By James Shackell Michael Workman 17

Michael Workman has lost the will to be funny. Or, more accurately, the will to be the niche brand of funny that leads to critical acclaim, personal fulfilment and abject poverty. Since he stormed onto the scene way back in 2011 with Humans Are Beautiful, he gained a rep for thought provoking fables: well-sculpted parables on the human condition that left 30% of the audience confused, and brought the other 70% to tears. The awards flowed in. His 2012 show Mercy got its own DVD. He picked up his first Barry Award nomination in 2013 for Ave Loretta. Compared to the average Australian comedian’s trajectory, which begins with an Arts degree and ends somewhere in Human Resources, things couldn’t have been going better. There was only one catch: he wasn’t conventionally popular.

His latest show, Nothing You Do Means Anything, is about what happened next.

Fast-forward to 2016. Michael Workman has been hired on The Voyage of the Damned: a cruise ship comedian, serving up his personal brand of whimsy to a silent and aggressive room of geriatrics with their arms folded. They hated him. He finished the cruise and seriously thought of giving up comedy for good – old people can be mean when they want to be.

This is the kind of soul-tearing, existential crisis from which grew Nothing You Do Means Anything. The title, we realise, refers to Workman himself. His own doubts about the merits of artistic integrity when measured up against stuff like money and popular success. “I can be a hack. I can be,” Workman rants at himself, while deliberately trying to channel a ticket-selling persona, or the naff pull-back-and-reveals which probably would’ve have killed on the cruise ship. It’s tongue-in-cheek meta comedy at its blackest nadir. Like watching Keith Richards get up on stage and smash his guitar with tears in his eyes.

Having said that, I laughed a lot. I thought a lot. And the show’s stayed with me for days since, living in some back pocket of my mind, resurfacing at odd moments. In other words, even when Workman is trying not to be Workman, he can’t do it. He can’t not be clever and articulate and niche and cynical and challenging. He’s too much himself for that.
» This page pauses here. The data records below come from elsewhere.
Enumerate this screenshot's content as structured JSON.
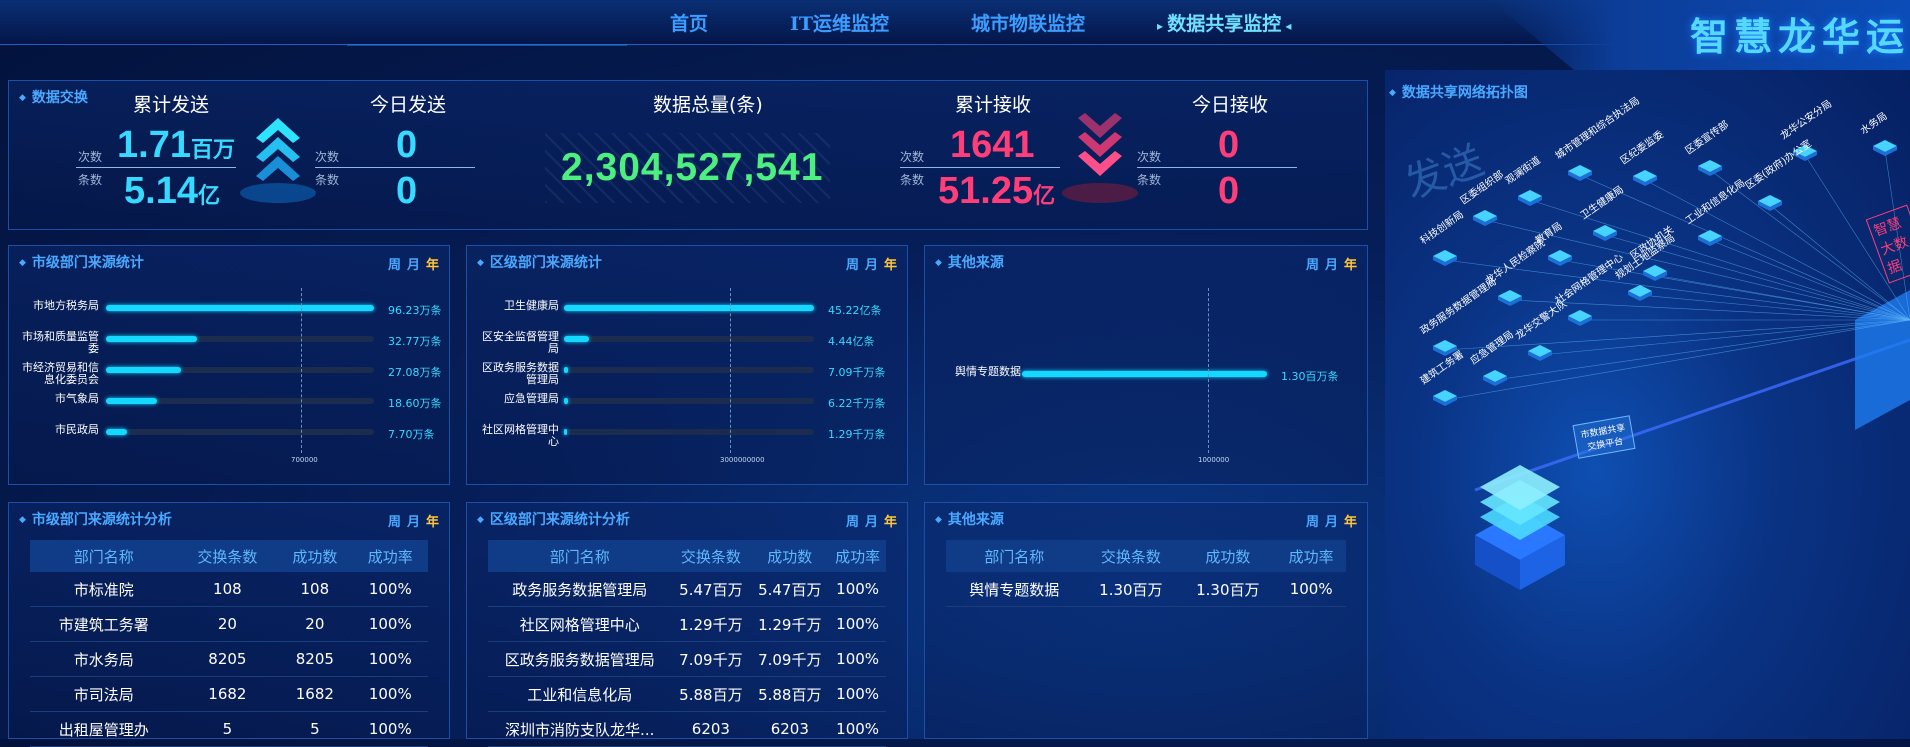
{
  "nav": {
    "items": [
      "首页",
      "IT运维监控",
      "城市物联监控",
      "数据共享监控"
    ],
    "active_index": 3
  },
  "brand": {
    "title": "智慧龙华运"
  },
  "exchange": {
    "title": "数据交换",
    "sent_total": {
      "label": "累计发送",
      "count_label": "次数",
      "count": "1.71",
      "count_unit": "百万",
      "rows_label": "条数",
      "rows": "5.14",
      "rows_unit": "亿"
    },
    "sent_today": {
      "label": "今日发送",
      "count_label": "次数",
      "count": "0",
      "rows_label": "条数",
      "rows": "0"
    },
    "total": {
      "label": "数据总量(条)",
      "value": "2,304,527,541"
    },
    "recv_total": {
      "label": "累计接收",
      "count_label": "次数",
      "count": "1641",
      "rows_label": "条数",
      "rows": "51.25",
      "rows_unit": "亿"
    },
    "recv_today": {
      "label": "今日接收",
      "count_label": "次数",
      "count": "0",
      "rows_label": "条数",
      "rows": "0"
    }
  },
  "period": {
    "week": "周",
    "month": "月",
    "year": "年",
    "selected": "年"
  },
  "city_stats": {
    "title": "市级部门来源统计",
    "axis_tick": "700000",
    "bars": [
      {
        "label": "市地方税务局",
        "value_text": "96.23万条",
        "ratio": 1.0
      },
      {
        "label": "市场和质量监管委",
        "value_text": "32.77万条",
        "ratio": 0.34
      },
      {
        "label": "市经济贸易和信息化委员会",
        "value_text": "27.08万条",
        "ratio": 0.28
      },
      {
        "label": "市气象局",
        "value_text": "18.60万条",
        "ratio": 0.19
      },
      {
        "label": "市民政局",
        "value_text": "7.70万条",
        "ratio": 0.08
      }
    ]
  },
  "district_stats": {
    "title": "区级部门来源统计",
    "axis_tick": "3000000000",
    "bars": [
      {
        "label": "卫生健康局",
        "value_text": "45.22亿条",
        "ratio": 1.0
      },
      {
        "label": "区安全监督管理局",
        "value_text": "4.44亿条",
        "ratio": 0.098
      },
      {
        "label": "区政务服务数据管理局",
        "value_text": "7.09千万条",
        "ratio": 0.016
      },
      {
        "label": "应急管理局",
        "value_text": "6.22千万条",
        "ratio": 0.014
      },
      {
        "label": "社区网格管理中心",
        "value_text": "1.29千万条",
        "ratio": 0.003
      }
    ]
  },
  "other_stats": {
    "title": "其他来源",
    "axis_tick": "1000000",
    "bars": [
      {
        "label": "舆情专题数据",
        "value_text": "1.30百万条",
        "ratio": 1.0
      }
    ]
  },
  "city_table": {
    "title": "市级部门来源统计分析",
    "headers": [
      "部门名称",
      "交换条数",
      "成功数",
      "成功率"
    ],
    "rows": [
      [
        "市标准院",
        "108",
        "108",
        "100%"
      ],
      [
        "市建筑工务署",
        "20",
        "20",
        "100%"
      ],
      [
        "市水务局",
        "8205",
        "8205",
        "100%"
      ],
      [
        "市司法局",
        "1682",
        "1682",
        "100%"
      ],
      [
        "出租屋管理办",
        "5",
        "5",
        "100%"
      ]
    ]
  },
  "district_table": {
    "title": "区级部门来源统计分析",
    "headers": [
      "部门名称",
      "交换条数",
      "成功数",
      "成功率"
    ],
    "rows": [
      [
        "政务服务数据管理局",
        "5.47百万",
        "5.47百万",
        "100%"
      ],
      [
        "社区网格管理中心",
        "1.29千万",
        "1.29千万",
        "100%"
      ],
      [
        "区政务服务数据管理局",
        "7.09千万",
        "7.09千万",
        "100%"
      ],
      [
        "工业和信息化局",
        "5.88百万",
        "5.88百万",
        "100%"
      ],
      [
        "深圳市消防支队龙华...",
        "6203",
        "6203",
        "100%"
      ]
    ]
  },
  "other_table": {
    "title": "其他来源",
    "headers": [
      "部门名称",
      "交换条数",
      "成功数",
      "成功率"
    ],
    "rows": [
      [
        "舆情专题数据",
        "1.30百万",
        "1.30百万",
        "100%"
      ]
    ]
  },
  "topology": {
    "title": "数据共享网络拓扑图",
    "send_label": "发送",
    "platform_label": "市数据共享交换平台",
    "big_label": "智慧大数据",
    "nodes": [
      "科技创新局",
      "区委组织部",
      "观澜街道",
      "城市管理和综合执法局",
      "区纪委监委",
      "区委宣传部",
      "龙华公安分局",
      "水务局",
      "政务服务数据管理局",
      "龙华人民检察院",
      "教育局",
      "卫生健康局",
      "区政协机关",
      "工业和信息化局",
      "区委(政府)办公室",
      "社会网格管理中心",
      "规划土地监察局",
      "龙华交警大队",
      "应急管理局",
      "建筑工务署"
    ]
  },
  "colors": {
    "accent": "#37d9ff",
    "pink": "#ff3d78",
    "green": "#4df07f",
    "year": "#ffc637"
  }
}
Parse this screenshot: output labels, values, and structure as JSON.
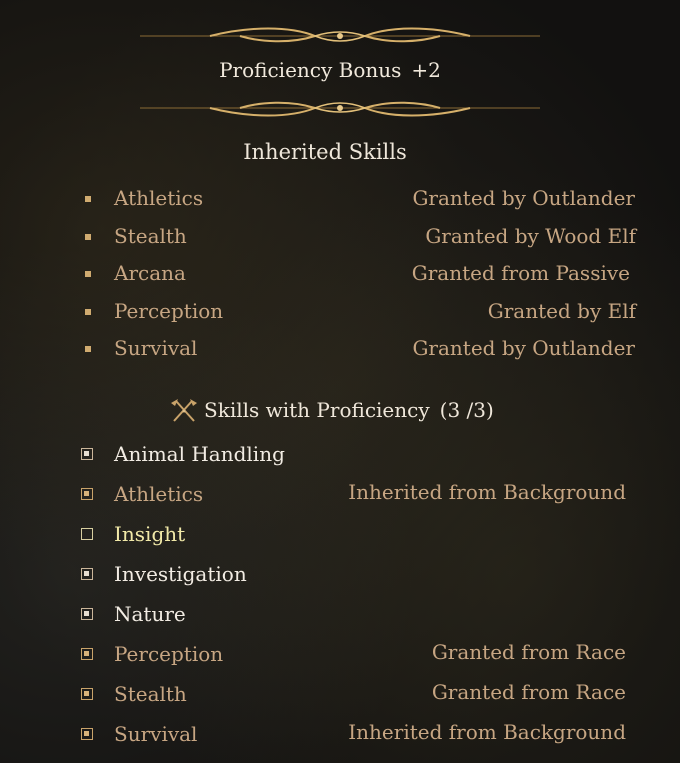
{
  "colors": {
    "accent_gold": "#d0ab70",
    "label_tan": "#c7a683",
    "text_white": "#f2ece3",
    "highlight_yellow": "#f1e9a8"
  },
  "proficiency": {
    "label": "Proficiency Bonus",
    "value": "+2"
  },
  "inherited": {
    "title": "Inherited Skills",
    "items": [
      {
        "name": "Athletics",
        "source": "Granted by Outlander"
      },
      {
        "name": "Stealth",
        "source": "Granted by Wood Elf"
      },
      {
        "name": "Arcana",
        "source": "Granted from Passive"
      },
      {
        "name": "Perception",
        "source": "Granted by Elf"
      },
      {
        "name": "Survival",
        "source": "Granted by Outlander"
      }
    ]
  },
  "proficient": {
    "title": "Skills with Proficiency",
    "count": "(3 /3)",
    "icon": "crossed-axes-icon",
    "items": [
      {
        "name": "Animal Handling",
        "source": "",
        "state": "selected"
      },
      {
        "name": "Athletics",
        "source": "Inherited from Background",
        "state": "inherited"
      },
      {
        "name": "Insight",
        "source": "",
        "state": "unselected"
      },
      {
        "name": "Investigation",
        "source": "",
        "state": "selected"
      },
      {
        "name": "Nature",
        "source": "",
        "state": "selected"
      },
      {
        "name": "Perception",
        "source": "Granted from Race",
        "state": "inherited"
      },
      {
        "name": "Stealth",
        "source": "Granted from Race",
        "state": "inherited"
      },
      {
        "name": "Survival",
        "source": "Inherited from Background",
        "state": "inherited"
      }
    ]
  }
}
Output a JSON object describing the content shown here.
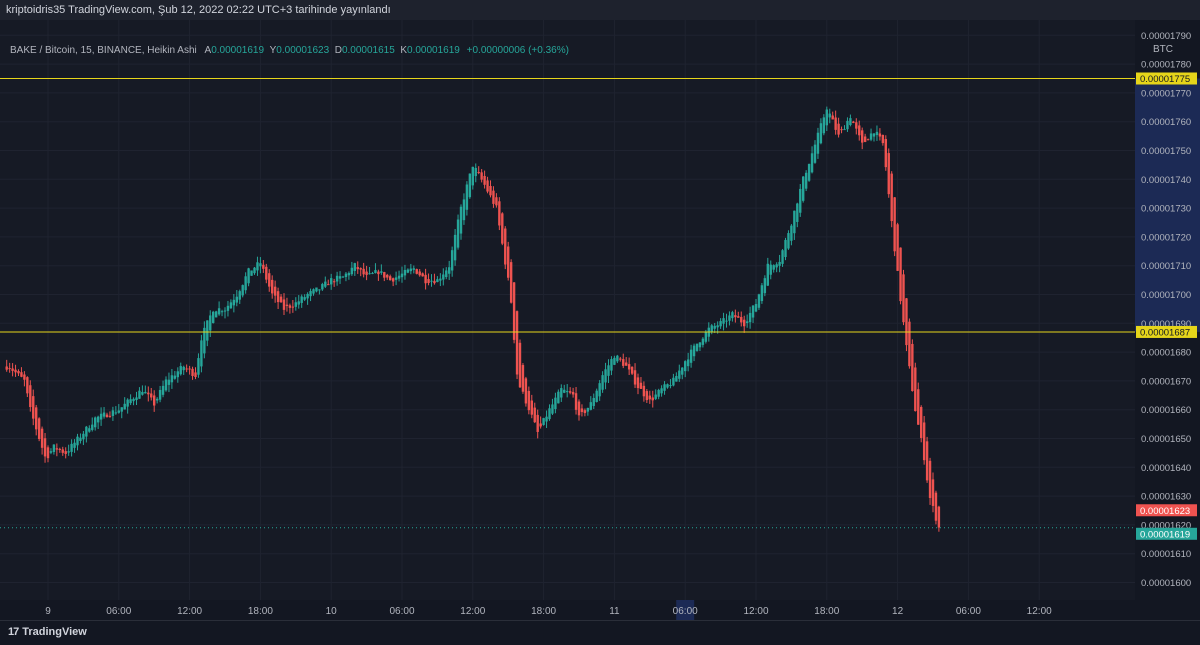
{
  "publish_line": "kriptoidris35 TradingView.com, Şub 12, 2022 02:22 UTC+3 tarihinde yayınlandı",
  "legend": {
    "symbol": "BAKE / Bitcoin, 15, BINANCE, Heikin Ashi",
    "o_label": "A",
    "o": "0.00001619",
    "h_label": "Y",
    "h": "0.00001623",
    "l_label": "D",
    "l": "0.00001615",
    "c_label": "K",
    "c": "0.00001619",
    "change": "+0.00000006 (+0.36%)"
  },
  "currency": "BTC",
  "footer": {
    "brand": "TradingView",
    "logo_mark": "17"
  },
  "colors": {
    "up": "#26a69a",
    "down": "#ef5350",
    "hline": "#e6d51a",
    "bg": "#161a25",
    "axis_bg": "#131722",
    "highlight": "#1c2a55"
  },
  "chart_data": {
    "type": "candlestick",
    "chart_style": "Heikin Ashi",
    "ylim": [
      1.595e-05,
      1.795e-05
    ],
    "y_ticks": [
      "0.00001600",
      "0.00001610",
      "0.00001620",
      "0.00001630",
      "0.00001640",
      "0.00001650",
      "0.00001660",
      "0.00001670",
      "0.00001680",
      "0.00001690",
      "0.00001700",
      "0.00001710",
      "0.00001720",
      "0.00001730",
      "0.00001740",
      "0.00001750",
      "0.00001760",
      "0.00001770",
      "0.00001780",
      "0.00001790"
    ],
    "y_tick_values": [
      1600,
      1610,
      1620,
      1630,
      1640,
      1650,
      1660,
      1670,
      1680,
      1690,
      1700,
      1710,
      1720,
      1730,
      1740,
      1750,
      1760,
      1770,
      1780,
      1790
    ],
    "y_tick_prefix": "0.0000",
    "x_ticks": [
      {
        "label": "9",
        "t": 0
      },
      {
        "label": "06:00",
        "t": 6
      },
      {
        "label": "12:00",
        "t": 12
      },
      {
        "label": "18:00",
        "t": 18
      },
      {
        "label": "10",
        "t": 24
      },
      {
        "label": "06:00",
        "t": 30
      },
      {
        "label": "12:00",
        "t": 36
      },
      {
        "label": "18:00",
        "t": 42
      },
      {
        "label": "11",
        "t": 48
      },
      {
        "label": "06:00",
        "t": 54,
        "highlight": true
      },
      {
        "label": "12:00",
        "t": 60
      },
      {
        "label": "18:00",
        "t": 66
      },
      {
        "label": "12",
        "t": 72
      },
      {
        "label": "06:00",
        "t": 78
      },
      {
        "label": "12:00",
        "t": 84
      }
    ],
    "x_unit": "hours since Feb 9 00:00",
    "horizontal_lines": [
      {
        "label": "0.00001775",
        "value": 1775
      },
      {
        "label": "0.00001687",
        "value": 1687
      }
    ],
    "last_price_labels": [
      {
        "label": "0.00001623",
        "value": 1623,
        "color": "#ef5350"
      },
      {
        "label": "0.00001619",
        "value": 1619,
        "color": "#26a69a"
      }
    ],
    "price_keypoints": [
      [
        -3.3,
        1675
      ],
      [
        -2,
        1670
      ],
      [
        -1.5,
        1660
      ],
      [
        -0.2,
        1643
      ],
      [
        0.5,
        1647
      ],
      [
        1.5,
        1645
      ],
      [
        3,
        1652
      ],
      [
        4,
        1657
      ],
      [
        6,
        1660
      ],
      [
        8,
        1667
      ],
      [
        9,
        1662
      ],
      [
        10,
        1670
      ],
      [
        11.5,
        1675
      ],
      [
        12.5,
        1672
      ],
      [
        13,
        1685
      ],
      [
        14,
        1695
      ],
      [
        15,
        1695
      ],
      [
        16,
        1700
      ],
      [
        17,
        1708
      ],
      [
        18,
        1711
      ],
      [
        19,
        1700
      ],
      [
        20,
        1695
      ],
      [
        21,
        1697
      ],
      [
        22,
        1700
      ],
      [
        23,
        1702
      ],
      [
        24,
        1705
      ],
      [
        25,
        1706
      ],
      [
        26,
        1710
      ],
      [
        27,
        1706
      ],
      [
        28,
        1708
      ],
      [
        29,
        1705
      ],
      [
        30,
        1707
      ],
      [
        31,
        1709
      ],
      [
        32,
        1705
      ],
      [
        33,
        1705
      ],
      [
        34,
        1710
      ],
      [
        35,
        1730
      ],
      [
        36,
        1745
      ],
      [
        37,
        1738
      ],
      [
        38,
        1730
      ],
      [
        38.6,
        1715
      ],
      [
        39.2,
        1700
      ],
      [
        39.8,
        1670
      ],
      [
        40.8,
        1660
      ],
      [
        41.5,
        1652
      ],
      [
        42.5,
        1660
      ],
      [
        43.5,
        1667
      ],
      [
        44.5,
        1665
      ],
      [
        45,
        1657
      ],
      [
        46,
        1662
      ],
      [
        47,
        1672
      ],
      [
        48,
        1679
      ],
      [
        49,
        1675
      ],
      [
        50,
        1668
      ],
      [
        51,
        1663
      ],
      [
        52,
        1667
      ],
      [
        53,
        1670
      ],
      [
        54,
        1677
      ],
      [
        55,
        1683
      ],
      [
        56,
        1688
      ],
      [
        57,
        1690
      ],
      [
        58,
        1693
      ],
      [
        59,
        1690
      ],
      [
        60,
        1697
      ],
      [
        61,
        1710
      ],
      [
        62,
        1712
      ],
      [
        63,
        1725
      ],
      [
        64,
        1740
      ],
      [
        65,
        1752
      ],
      [
        66,
        1765
      ],
      [
        67,
        1755
      ],
      [
        68,
        1762
      ],
      [
        69,
        1752
      ],
      [
        70,
        1757
      ],
      [
        70.8,
        1752
      ],
      [
        71.5,
        1725
      ],
      [
        72.2,
        1700
      ],
      [
        72.8,
        1680
      ],
      [
        73.5,
        1660
      ],
      [
        74.2,
        1645
      ],
      [
        74.7,
        1630
      ],
      [
        75.5,
        1619
      ]
    ],
    "price_range_hours": [
      -3.5,
      75.5
    ],
    "bars_per_hour": 4
  }
}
There’s a point in the show where Workman references Bill Hicks, the great 90s comedian, whose last words on stage were “I don’t want to do this anymore.” But there’s another Hicks quote that’s relevant here: “When did mediocrity and banality become a good image for your children? I want my children listening to people who f***ing rocked! I want someone who plays from his f***ing heart.” Amen to that.

Michael Workman performs Nothing You Do Means Anything at The Chinese Museum